*The guide will be available in Russian at the end of 2015.
- Read and comment on the blog: Injustice Is Bad for Your Health
- Tweet about the guide using the hashtag #justice2health.
- Follow us on Twitter and Facebook
Download the pdf here.
Marikana Commission Report
On Thursday, 25 June 2015 the Presidency released the report detailing the Marikana Commission’s findings. A full copy of the report is available here.
Watch: Fighting for Sanitation in South Africa’s Schools: Social Audit for Social Justice
Young Leaders attend the Daily Maverick Gathering
OSF-SA supported the attendance of young lawyers, activists and civil society leaders at this years Daily Maverick Gathering.
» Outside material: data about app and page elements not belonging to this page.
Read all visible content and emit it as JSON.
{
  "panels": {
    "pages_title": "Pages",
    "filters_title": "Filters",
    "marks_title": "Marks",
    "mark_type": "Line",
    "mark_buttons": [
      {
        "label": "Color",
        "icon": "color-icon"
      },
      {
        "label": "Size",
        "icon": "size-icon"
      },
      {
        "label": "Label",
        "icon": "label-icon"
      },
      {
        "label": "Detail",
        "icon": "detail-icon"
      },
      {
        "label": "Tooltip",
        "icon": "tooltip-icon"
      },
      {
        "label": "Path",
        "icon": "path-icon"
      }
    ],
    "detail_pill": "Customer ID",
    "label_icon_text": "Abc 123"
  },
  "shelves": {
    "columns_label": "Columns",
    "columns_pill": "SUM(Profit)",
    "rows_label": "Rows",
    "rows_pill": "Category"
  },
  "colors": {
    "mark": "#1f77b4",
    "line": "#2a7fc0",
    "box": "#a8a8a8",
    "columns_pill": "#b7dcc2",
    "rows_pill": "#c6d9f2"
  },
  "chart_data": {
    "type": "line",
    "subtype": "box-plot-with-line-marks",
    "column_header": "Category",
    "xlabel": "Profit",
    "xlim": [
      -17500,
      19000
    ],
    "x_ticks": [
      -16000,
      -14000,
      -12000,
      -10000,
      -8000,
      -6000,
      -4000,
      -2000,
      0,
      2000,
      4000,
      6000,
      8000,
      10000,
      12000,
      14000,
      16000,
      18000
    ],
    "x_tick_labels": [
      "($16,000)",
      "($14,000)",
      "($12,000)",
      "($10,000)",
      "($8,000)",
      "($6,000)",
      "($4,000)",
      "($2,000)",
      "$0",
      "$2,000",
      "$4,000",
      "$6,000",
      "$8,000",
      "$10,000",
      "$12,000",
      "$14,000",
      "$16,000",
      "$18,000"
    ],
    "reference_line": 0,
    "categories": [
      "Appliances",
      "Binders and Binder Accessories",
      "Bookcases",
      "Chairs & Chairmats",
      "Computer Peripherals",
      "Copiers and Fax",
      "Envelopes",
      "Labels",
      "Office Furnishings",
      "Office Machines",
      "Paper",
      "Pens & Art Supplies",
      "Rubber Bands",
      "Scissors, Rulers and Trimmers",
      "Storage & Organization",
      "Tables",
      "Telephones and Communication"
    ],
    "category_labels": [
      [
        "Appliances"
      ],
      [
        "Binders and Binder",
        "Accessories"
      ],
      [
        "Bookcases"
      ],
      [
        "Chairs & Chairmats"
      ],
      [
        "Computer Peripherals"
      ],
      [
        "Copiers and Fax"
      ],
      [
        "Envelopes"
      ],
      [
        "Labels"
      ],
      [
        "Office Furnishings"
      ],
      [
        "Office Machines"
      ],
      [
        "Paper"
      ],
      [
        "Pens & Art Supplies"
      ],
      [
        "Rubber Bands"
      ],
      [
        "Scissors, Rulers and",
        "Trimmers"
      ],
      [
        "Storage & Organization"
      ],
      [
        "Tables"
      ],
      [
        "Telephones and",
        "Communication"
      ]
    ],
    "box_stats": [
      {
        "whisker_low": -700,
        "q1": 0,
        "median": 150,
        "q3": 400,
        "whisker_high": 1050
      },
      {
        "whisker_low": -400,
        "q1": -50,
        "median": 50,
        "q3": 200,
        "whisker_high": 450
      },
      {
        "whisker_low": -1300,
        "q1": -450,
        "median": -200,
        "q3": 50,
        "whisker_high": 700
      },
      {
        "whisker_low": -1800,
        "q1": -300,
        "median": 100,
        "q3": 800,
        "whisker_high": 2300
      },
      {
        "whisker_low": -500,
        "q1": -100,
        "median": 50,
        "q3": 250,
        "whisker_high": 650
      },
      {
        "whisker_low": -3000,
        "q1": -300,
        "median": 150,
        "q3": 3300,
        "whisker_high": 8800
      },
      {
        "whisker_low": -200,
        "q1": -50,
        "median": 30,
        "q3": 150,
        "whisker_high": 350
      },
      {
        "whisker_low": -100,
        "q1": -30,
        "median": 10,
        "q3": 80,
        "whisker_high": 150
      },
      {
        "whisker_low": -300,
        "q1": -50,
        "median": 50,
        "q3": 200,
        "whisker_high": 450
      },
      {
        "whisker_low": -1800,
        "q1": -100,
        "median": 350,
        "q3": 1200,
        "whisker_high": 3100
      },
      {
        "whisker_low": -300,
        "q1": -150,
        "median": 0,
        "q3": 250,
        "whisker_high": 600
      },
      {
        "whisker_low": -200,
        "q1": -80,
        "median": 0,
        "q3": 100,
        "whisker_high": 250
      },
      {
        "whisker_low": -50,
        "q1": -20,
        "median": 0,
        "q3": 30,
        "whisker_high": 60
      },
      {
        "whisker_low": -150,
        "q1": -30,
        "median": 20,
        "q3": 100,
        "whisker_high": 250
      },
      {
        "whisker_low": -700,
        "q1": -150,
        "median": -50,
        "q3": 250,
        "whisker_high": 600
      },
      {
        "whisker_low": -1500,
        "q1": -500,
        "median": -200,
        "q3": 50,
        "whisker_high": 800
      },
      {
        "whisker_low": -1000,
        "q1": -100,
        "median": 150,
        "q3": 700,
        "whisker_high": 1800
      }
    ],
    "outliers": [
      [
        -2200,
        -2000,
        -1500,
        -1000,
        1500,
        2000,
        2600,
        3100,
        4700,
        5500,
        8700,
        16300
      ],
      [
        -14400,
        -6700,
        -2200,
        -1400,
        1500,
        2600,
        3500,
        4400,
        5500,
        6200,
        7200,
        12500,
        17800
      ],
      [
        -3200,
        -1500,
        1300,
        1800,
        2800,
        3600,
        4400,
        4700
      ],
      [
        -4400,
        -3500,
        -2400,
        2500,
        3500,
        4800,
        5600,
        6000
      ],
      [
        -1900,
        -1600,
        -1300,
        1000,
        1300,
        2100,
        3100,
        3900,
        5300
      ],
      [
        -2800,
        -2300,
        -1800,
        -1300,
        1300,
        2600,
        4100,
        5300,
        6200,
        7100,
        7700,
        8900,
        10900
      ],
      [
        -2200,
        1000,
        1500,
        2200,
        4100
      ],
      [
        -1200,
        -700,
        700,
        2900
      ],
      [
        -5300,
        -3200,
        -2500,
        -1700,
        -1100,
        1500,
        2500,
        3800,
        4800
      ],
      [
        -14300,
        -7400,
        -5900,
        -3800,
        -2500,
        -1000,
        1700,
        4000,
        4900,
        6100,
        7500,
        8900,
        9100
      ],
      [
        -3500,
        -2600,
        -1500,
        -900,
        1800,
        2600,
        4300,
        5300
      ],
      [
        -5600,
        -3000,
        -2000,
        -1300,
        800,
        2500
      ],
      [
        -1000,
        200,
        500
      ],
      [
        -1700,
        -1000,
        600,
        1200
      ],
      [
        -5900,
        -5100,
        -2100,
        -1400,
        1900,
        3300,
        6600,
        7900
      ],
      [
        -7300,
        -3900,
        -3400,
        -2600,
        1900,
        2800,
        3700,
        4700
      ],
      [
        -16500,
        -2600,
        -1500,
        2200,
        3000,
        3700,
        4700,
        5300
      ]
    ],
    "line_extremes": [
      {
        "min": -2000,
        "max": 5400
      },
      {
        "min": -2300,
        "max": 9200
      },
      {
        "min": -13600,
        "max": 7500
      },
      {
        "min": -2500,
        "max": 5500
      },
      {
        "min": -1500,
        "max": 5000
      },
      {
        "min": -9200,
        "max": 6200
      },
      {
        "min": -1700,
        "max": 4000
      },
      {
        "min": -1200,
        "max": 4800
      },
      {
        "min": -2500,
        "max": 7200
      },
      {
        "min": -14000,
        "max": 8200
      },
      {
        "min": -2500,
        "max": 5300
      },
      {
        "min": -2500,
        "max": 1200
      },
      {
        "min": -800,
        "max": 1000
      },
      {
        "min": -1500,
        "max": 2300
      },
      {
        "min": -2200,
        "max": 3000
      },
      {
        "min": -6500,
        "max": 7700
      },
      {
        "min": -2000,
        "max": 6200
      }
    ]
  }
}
An inspring group of individuals, South Africa is certainly in good hands.
OSF-SA Supports #StopXenophobia
During March and April 2015 violent xenophobic attacks spread across South Africa’s KwaZulu Natal province, leaving seven people dead, several injured and more than 7,000 foreign nationals displaced.
OSF-SA is inspired by the work of its grantees and partners working to address xenophobia in South Africa.
Watch Voices from the Camps – Elvira Modesero by MSF South Africa (For more Voices from the Camps visit: www.msf.org.za/xenophobia)
Watch: Justice and Development – The Post-2015 Agenda
The Open Society Foundations are working hard to ensure that justice is included as one of the post-2015 sustainable development goals (SDGs). From Nepal to Nigeria, we are working with partners to show that it is possible to measure what ‘justice as development’ looks like. The video below shows one way of doing this in the South African context, featuring OSF-SA grantees and partners, through social audits.
For other examples from other countries see http://www.opensocietyfoundations.org/projects/justice-and-development
Open Society Foundation for South Africa
Open Society Foundations Chairman George Soros began his philanthropy in South Africa in 1979, funding scholarships for black students at the University of Cape Town. In 1993, Soros established the OSF-SA, just before the historic 1994 democratic election.
Throughout the entire course of this process, we have been committed to promoting the values, institutions, and practices of an open, non-racial and non-sexist, democratic, civil society in which the rule of law and divergent opinions are respected. Our efforts focus on four main areas of activity: promoting public- and private-sector accountability; advancing civil society and socioeconomic rights; protecting the free flow of information and freedom of expression; and strengthening justice and equality.